══ RECORDED INFORMATION
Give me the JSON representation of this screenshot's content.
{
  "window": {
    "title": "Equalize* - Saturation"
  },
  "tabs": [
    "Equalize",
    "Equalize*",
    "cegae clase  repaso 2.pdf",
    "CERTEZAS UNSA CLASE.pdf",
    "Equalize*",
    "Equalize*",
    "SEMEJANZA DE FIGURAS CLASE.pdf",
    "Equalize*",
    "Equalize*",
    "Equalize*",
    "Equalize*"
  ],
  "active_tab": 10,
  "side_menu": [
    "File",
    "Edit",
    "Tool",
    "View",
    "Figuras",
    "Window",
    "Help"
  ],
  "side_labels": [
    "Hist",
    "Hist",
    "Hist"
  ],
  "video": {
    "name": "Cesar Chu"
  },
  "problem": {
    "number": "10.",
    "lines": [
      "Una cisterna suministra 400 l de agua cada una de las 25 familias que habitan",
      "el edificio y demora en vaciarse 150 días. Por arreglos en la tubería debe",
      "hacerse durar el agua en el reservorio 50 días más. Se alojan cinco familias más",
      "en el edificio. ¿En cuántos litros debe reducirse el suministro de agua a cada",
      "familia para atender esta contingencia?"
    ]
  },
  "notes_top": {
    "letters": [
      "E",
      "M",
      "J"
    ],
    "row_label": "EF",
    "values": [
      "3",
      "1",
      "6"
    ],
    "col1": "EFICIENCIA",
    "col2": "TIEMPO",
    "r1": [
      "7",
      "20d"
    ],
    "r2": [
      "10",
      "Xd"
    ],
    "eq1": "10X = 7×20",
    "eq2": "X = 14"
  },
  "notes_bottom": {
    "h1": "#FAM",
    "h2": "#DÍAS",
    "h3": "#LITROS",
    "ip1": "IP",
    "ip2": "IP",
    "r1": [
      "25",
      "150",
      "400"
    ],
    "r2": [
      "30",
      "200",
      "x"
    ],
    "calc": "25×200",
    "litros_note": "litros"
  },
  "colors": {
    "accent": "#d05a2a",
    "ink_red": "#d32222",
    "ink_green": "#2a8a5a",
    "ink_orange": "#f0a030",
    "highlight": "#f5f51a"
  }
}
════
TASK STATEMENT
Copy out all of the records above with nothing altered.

TASK RESULT
Give me the JSON representation of this screenshot's content.
{
  "window": {
    "title": "Equalize* - Saturation"
  },
  "tabs": [
    "Equalize",
    "Equalize*",
    "cegae clase  repaso 2.pdf",
    "CERTEZAS UNSA CLASE.pdf",
    "Equalize*",
    "Equalize*",
    "SEMEJANZA DE FIGURAS CLASE.pdf",
    "Equalize*",
    "Equalize*",
    "Equalize*",
    "Equalize*"
  ],
  "active_tab": 10,
  "side_menu": [
    "File",
    "Edit",
    "Tool",
    "View",
    "Figuras",
    "Window",
    "Help"
  ],
  "side_labels": [
    "Hist",
    "Hist",
    "Hist"
  ],
  "video": {
    "name": "Cesar Chu"
  },
  "problem": {
    "number": "10.",
    "lines": [
      "Una cisterna suministra 400 l de agua cada una de las 25 familias que habitan",
      "el edificio y demora en vaciarse 150 días. Por arreglos en la tubería debe",
      "hacerse durar el agua en el reservorio 50 días más. Se alojan cinco familias más",
      "en el edificio. ¿En cuántos litros debe reducirse el suministro de agua a cada",
      "familia para atender esta contingencia?"
    ]
  },
  "notes_top": {
    "letters": [
      "E",
      "M",
      "J"
    ],
    "row_label": "EF",
    "values": [
      "3",
      "1",
      "6"
    ],
    "col1": "EFICIENCIA",
    "col2": "TIEMPO",
    "r1": [
      "7",
      "20d"
    ],
    "r2": [
      "10",
      "Xd"
    ],
    "eq1": "10X = 7×20",
    "eq2": "X = 14"
  },
  "notes_bottom": {
    "h1": "#FAM",
    "h2": "#DÍAS",
    "h3": "#LITROS",
    "ip1": "IP",
    "ip2": "IP",
    "r1": [
      "25",
      "150",
      "400"
    ],
    "r2": [
      "30",
      "200",
      "x"
    ],
    "calc": "25×200",
    "litros_note": "litros"
  },
  "colors": {
    "accent": "#d05a2a",
    "ink_red": "#d32222",
    "ink_green": "#2a8a5a",
    "ink_orange": "#f0a030",
    "highlight": "#f5f51a"
  }
}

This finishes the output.